I Prefer The Spelling Pewk
Or: Pukes and Wolverines and the War Over Toledo
Puke: Etymology: 1600, probably of imitative origin (cf. German spucken to spit, Latin spuere); first recorded in the Seven Ages of Man speech in Shakespeare’s As You Like It.
At first the infant,
Mewling and puking in the nurse’s arms.
— As You Like It, Act 2, Scene 7
U.S. colloquial meaning native of Missouri (1835) might be a different word, of unknown origin.
Bartlett (1859) has: A nickname for a native of Missouri as the second sense of puke (n.), the first being: A mean, contemptible fellow. The association of the state nickname with the vomit word is at least from 1858, and folk etymology talks of the old state literally vomiting forth immigrants to California. A Biblical syntax.
That the land not vomit you out when you defile it as it vomited out the nation before you. –Lev.18:28
I was not born here but I live in the puke. I’m a puke. I was a Wolverine. Once a Wolverine I suppose always a Wolverine.
But a puke — not a proud moniker however construed.
I don’t know what a Wolverine is. Hold on I’m calling the New York Public Library where librarians still answer the phone in the Reference Room.
She asked first if I was asking about the comic book character, Wolverine. No I said, the animal, a person born in Michigan. Ah, she said, I went to the University of Michigan so I guess I’m a Wolverine though I was not born in the State.
I went to the University of Michigan also! I said with too much Excitement, and I was BORN in Michigan so I am certainly a Wolverine. What the hell is it?
Hold on, she said, don’t go away. We can get at this chick chock.
Back. Wolverines in the wild haven’t been sighted in Michigan since the early 1800s she said.

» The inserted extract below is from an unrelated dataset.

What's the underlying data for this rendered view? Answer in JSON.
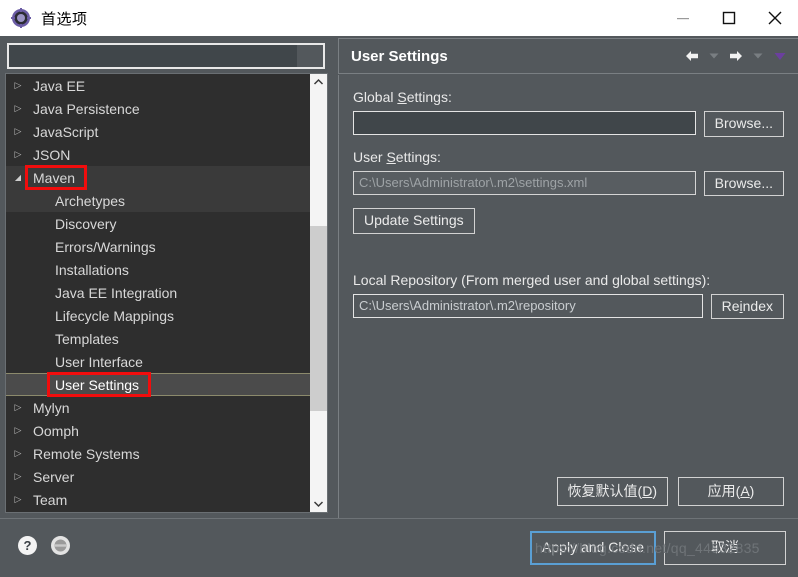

Until recently. Ohio-ans started calling people from Michigan wolverines around the time of the State’s war over Toledo. In 1835. The Ohio-ans thought the people of Michigan were fierce fighters.
Whoa. There was a war over Toledo? Have you ever been to Toledo?
No, she said. Hold again please?
Back. It gets better. There’s a science teacher up in the thumb of Michigan that claimed he spotted the first wolverine in the wild since the early 1800s, that was 2004, tracked it, and he wrote a book about it! There was someone else speaking behind her in the room where she sat on Fifth Avenue in New York City, where the two lions are named Patience and Fortitude.
He’s a Wolverine too, she said, referring to the guy in on the story now in the background, the College connection.
She continued. The teacher’s name is Jeff Ford, the book The Lone Wolverine and he spotted the Wolverine in this kind of bog called the Minden City Swamp. He set up a camera and after 371 days he got a picture of the animal. Wow. It took him over a year to get a picture. He worked so hard at tracking the animal he developed a heart condition but he got the picture and continued to track the animal until it was found dead in 2010. Obsession. The Department of Natural Resources determined the wolverine (a she wolverine by the way) died of natural causes, probably a heart attack.
There’s something deep in this story about obsession and an over-the-divide mysticism between human and animal, I mused. Inwardly.
She told me the wolverine was stuffed and shown around the state. The theory is she came in over a frozen Great Lake from Canada. Jeff Ford never gave her a name.
What was the war over Toledo? I asked.
Hold on, she said. Back. Also called the Michigan-Ohio War, 1835-1836. They were arguing over a strip of land between Michigan and Ohio when Michigan was about to become a State. There was one battle where the two state militias lined up on opposite sides of the Maumee River and somebody fired up into the air, there was a compromise and Michigan ceded the Toledo strip of land to Ohio. Michigan got most of the Upper Peninsula. Michigan thought it was a bad deal until copper and iron were discovered up there.
Wow. Thanks. What a story. I did puppet shows in Toledo I said where I met a coven of witches it scared the hell out of me.
Charming, said the reference librarian. Thank for you calling. Always willing to help and thank you for the introduction to these glorious subjects. Anything else I can do for you?